This question is spurred from the answers and discussions of this question. The following snippet shows the crux of the question:
>>> bool(NotImplemented) True
The questions I have are the following:
- Why was it decided that the
True? It feels unpythonic.
- Is there a good reason I am unaware of? The documentation seems to just say, "because it is".
- Are there any examples where this is used in a reasonable manner?
Reasoning behind why I believe it's unintuitive (please disregard the lack of best practice):
>>> class A: ... def something(self): ... return NotImplemented ... >>> a = A() >>> a.something() NotImplemented >>> if a.something(): ... print("this is unintuitive") ... this is unintuitive
It seems an odd behavior that something with such a negative connotation (lack of implementation) would be considered truthy.
Relevant text from:
Special value which should be returned by the binary special methods (e.g.
__rsub__(), etc.) to indicate that the operation is not implemented with respect to the other type; may be returned by the in-place binary special methods (e.g.
__iand__(), etc.) for the same purpose. Its truth value is true.
— From the Python Docs
To clarify my position, I feel that

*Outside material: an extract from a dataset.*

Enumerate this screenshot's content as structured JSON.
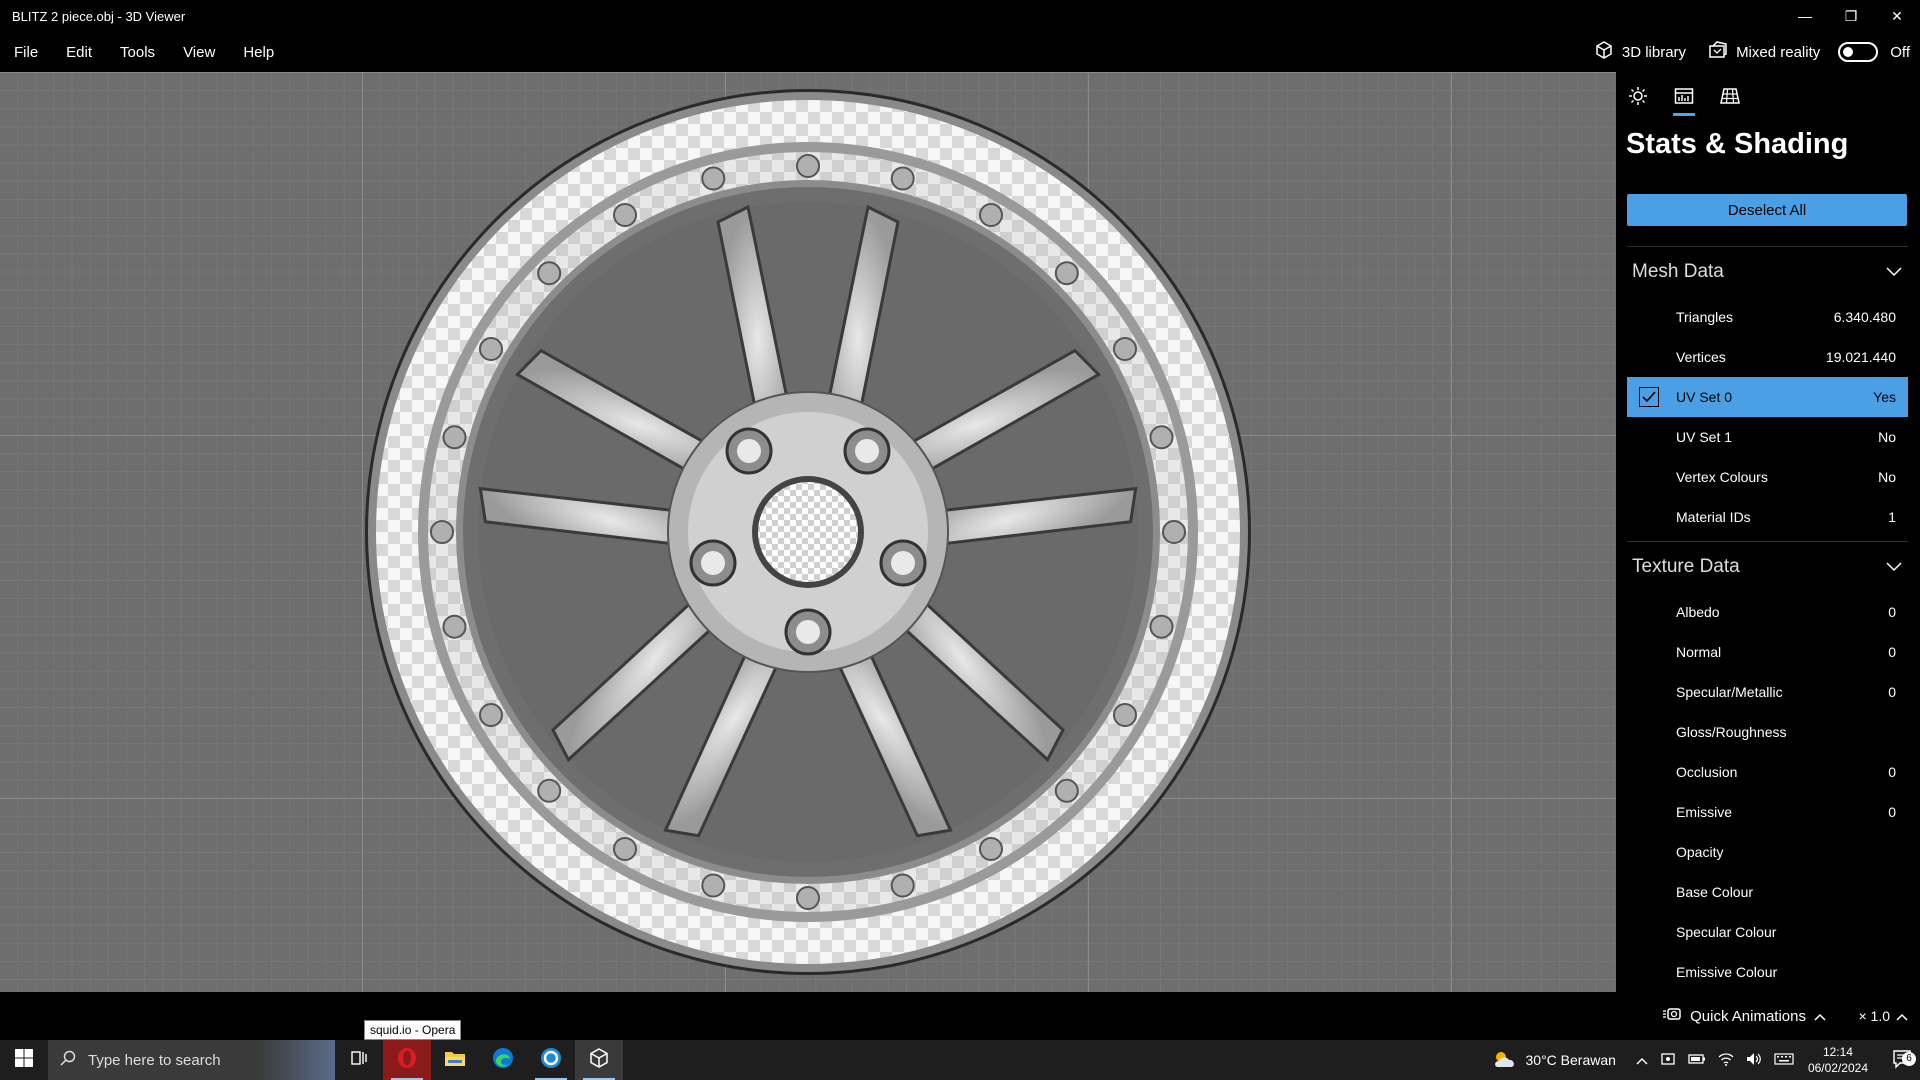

NotImplemented being able to evaluate to a boolean is an anti-pattern by itself. I feel like an Exception makes more sense, but the prevailing idea is that the constant singleton was chosen for performance reasons when evaluating comparisons between different objects. I suppose I'm looking for convincing reasons as to why this is "the way" that was chosen.

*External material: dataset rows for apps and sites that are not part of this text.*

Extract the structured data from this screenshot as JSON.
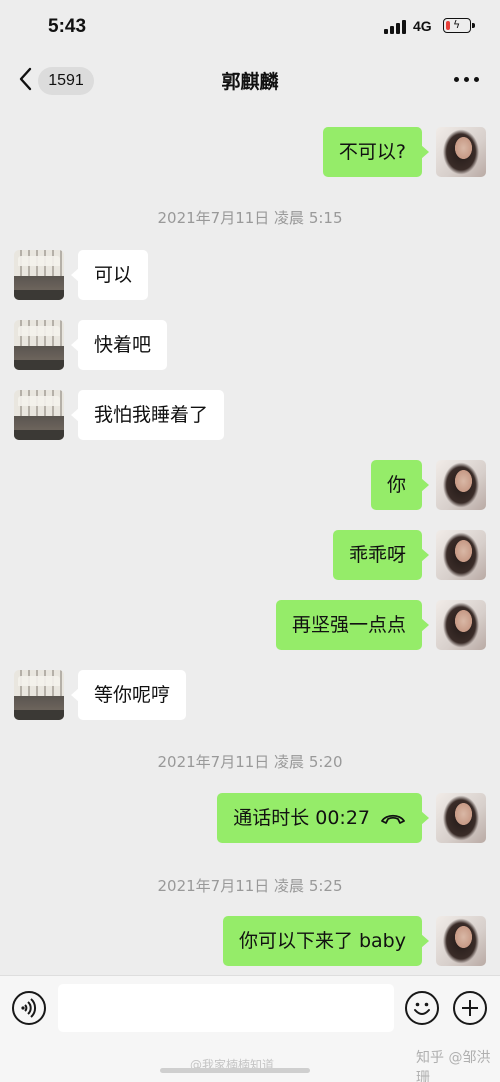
{
  "status_bar": {
    "time": "5:43",
    "network": "4G",
    "battery_level": 0.2
  },
  "header": {
    "back_icon": "chevron-left-icon",
    "unread_count": "1591",
    "title": "郭麒麟",
    "more_icon": "ellipsis-icon"
  },
  "messages": [
    {
      "type": "text",
      "direction": "out",
      "text": "不可以?"
    },
    {
      "type": "time",
      "text": "2021年7月11日 凌晨 5:15"
    },
    {
      "type": "text",
      "direction": "in",
      "text": "可以"
    },
    {
      "type": "text",
      "direction": "in",
      "text": "快着吧"
    },
    {
      "type": "text",
      "direction": "in",
      "text": "我怕我睡着了"
    },
    {
      "type": "text",
      "direction": "out",
      "text": "你"
    },
    {
      "type": "text",
      "direction": "out",
      "text": "乖乖呀"
    },
    {
      "type": "text",
      "direction": "out",
      "text": "再坚强一点点"
    },
    {
      "type": "text",
      "direction": "in",
      "text": "等你呢哼"
    },
    {
      "type": "time",
      "text": "2021年7月11日 凌晨 5:20"
    },
    {
      "type": "call",
      "direction": "out",
      "text": "通话时长 00:27",
      "icon": "phone-hangup-icon"
    },
    {
      "type": "time",
      "text": "2021年7月11日 凌晨 5:25"
    },
    {
      "type": "text",
      "direction": "out",
      "text": "你可以下来了 baby"
    }
  ],
  "input_bar": {
    "voice_icon": "voice-icon",
    "emoji_icon": "emoji-icon",
    "plus_icon": "plus-icon",
    "input_value": ""
  },
  "watermark": "知乎 @邹洪珊",
  "bottom_watermark": "@我家楠楠知道"
}
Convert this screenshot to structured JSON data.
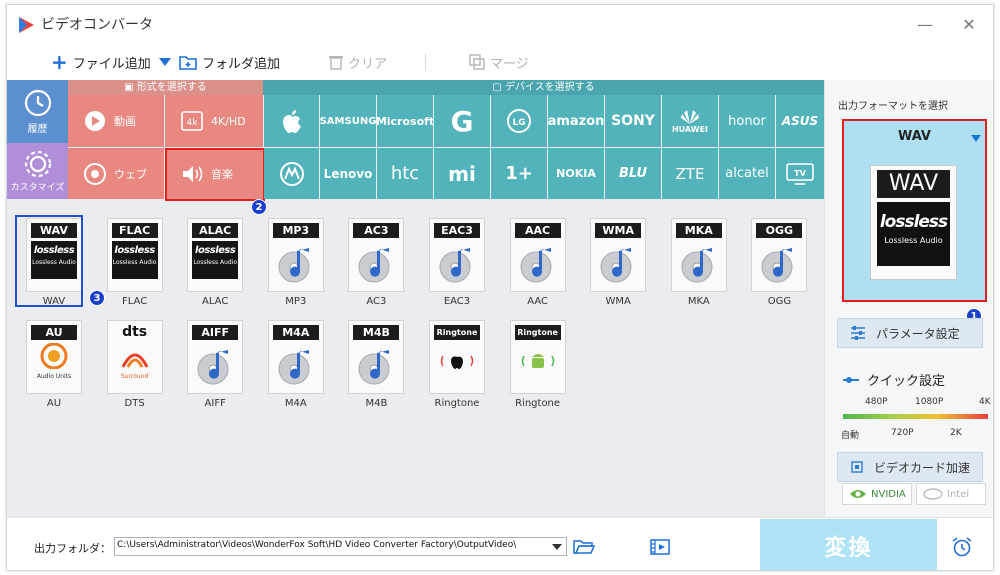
{
  "app": {
    "title": "ビデオコンバータ"
  },
  "window_controls": {
    "minimize": "—",
    "close": "✕"
  },
  "toolbar": {
    "add_files": "ファイル追加",
    "add_folder": "フォルダ追加",
    "clear": "クリア",
    "merge": "マージ"
  },
  "headers": {
    "format_select": "形式を選択する",
    "device_select": "デバイスを選択する"
  },
  "side_tabs": {
    "history": "履歴",
    "custom": "カスタマイズ"
  },
  "categories": {
    "video": "動画",
    "hd": "4K/HD",
    "web": "ウェブ",
    "music": "音楽"
  },
  "devices_row1": [
    "",
    "SAMSUNG",
    "Microsoft",
    "G",
    "LG",
    "amazon",
    "SONY",
    "HUAWEI",
    "honor",
    "ASUS"
  ],
  "devices_row2": [
    "",
    "Lenovo",
    "htc",
    "mi",
    "1+",
    "NOKIA",
    "BLU",
    "ZTE",
    "alcatel",
    "TV"
  ],
  "formats_row1": [
    {
      "label": "WAV",
      "name": "WAV",
      "sub": "Lossless Audio"
    },
    {
      "label": "FLAC",
      "name": "FLAC",
      "sub": "Lossless Audio"
    },
    {
      "label": "ALAC",
      "name": "ALAC",
      "sub": "Lossless Audio"
    },
    {
      "label": "MP3",
      "name": "MP3"
    },
    {
      "label": "AC3",
      "name": "AC3"
    },
    {
      "label": "EAC3",
      "name": "EAC3"
    },
    {
      "label": "AAC",
      "name": "AAC"
    },
    {
      "label": "WMA",
      "name": "WMA"
    },
    {
      "label": "MKA",
      "name": "MKA"
    },
    {
      "label": "OGG",
      "name": "OGG"
    }
  ],
  "formats_row2": [
    {
      "label": "AU",
      "name": "AU",
      "sub": "Audio Units"
    },
    {
      "label": "dts",
      "name": "DTS",
      "sub": "Surround"
    },
    {
      "label": "AIFF",
      "name": "AIFF"
    },
    {
      "label": "M4A",
      "name": "M4A"
    },
    {
      "label": "M4B",
      "name": "M4B"
    },
    {
      "label": "Ringtone",
      "name": "Ringtone"
    },
    {
      "label": "Ringtone",
      "name": "Ringtone"
    }
  ],
  "lossless_text": "lossless",
  "badges": {
    "one": "1",
    "two": "2",
    "three": "3"
  },
  "right": {
    "output_title": "出力フォーマットを選択",
    "selected_format": "WAV",
    "preview_label": "WAV",
    "preview_lossless": "lossless",
    "preview_sub": "Lossless Audio",
    "param_button": "パラメータ設定",
    "quick_title": "クイック設定",
    "quick_top": [
      "480P",
      "1080P",
      "4K"
    ],
    "quick_bottom": [
      "自動",
      "720P",
      "2K"
    ],
    "gpu_button": "ビデオカード加速",
    "nvidia": "NVIDIA",
    "intel": "Intel"
  },
  "footer": {
    "output_folder_label": "出力フォルダ：",
    "output_path": "C:\\Users\\Administrator\\Videos\\WonderFox Soft\\HD Video Converter Factory\\OutputVideo\\",
    "convert": "変換"
  },
  "colors": {
    "accent_red": "#e02020",
    "format_red": "#e88880",
    "device_teal": "#52b3bb",
    "side_blue": "#5b8fd0",
    "side_purple": "#b08fd8",
    "badge_blue": "#1a3fcf",
    "convert_bg": "#aee3f6"
  }
}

By default, an object is considered truthy (
bool(obj) == True) unless its class provides a way to override its truthiness. In the case of
NotImplemented, no one has ever provided a compelling use-case for
bool(NotImplemented) to return
False, and so
<class 'NotImplementedType'> has never provided an override.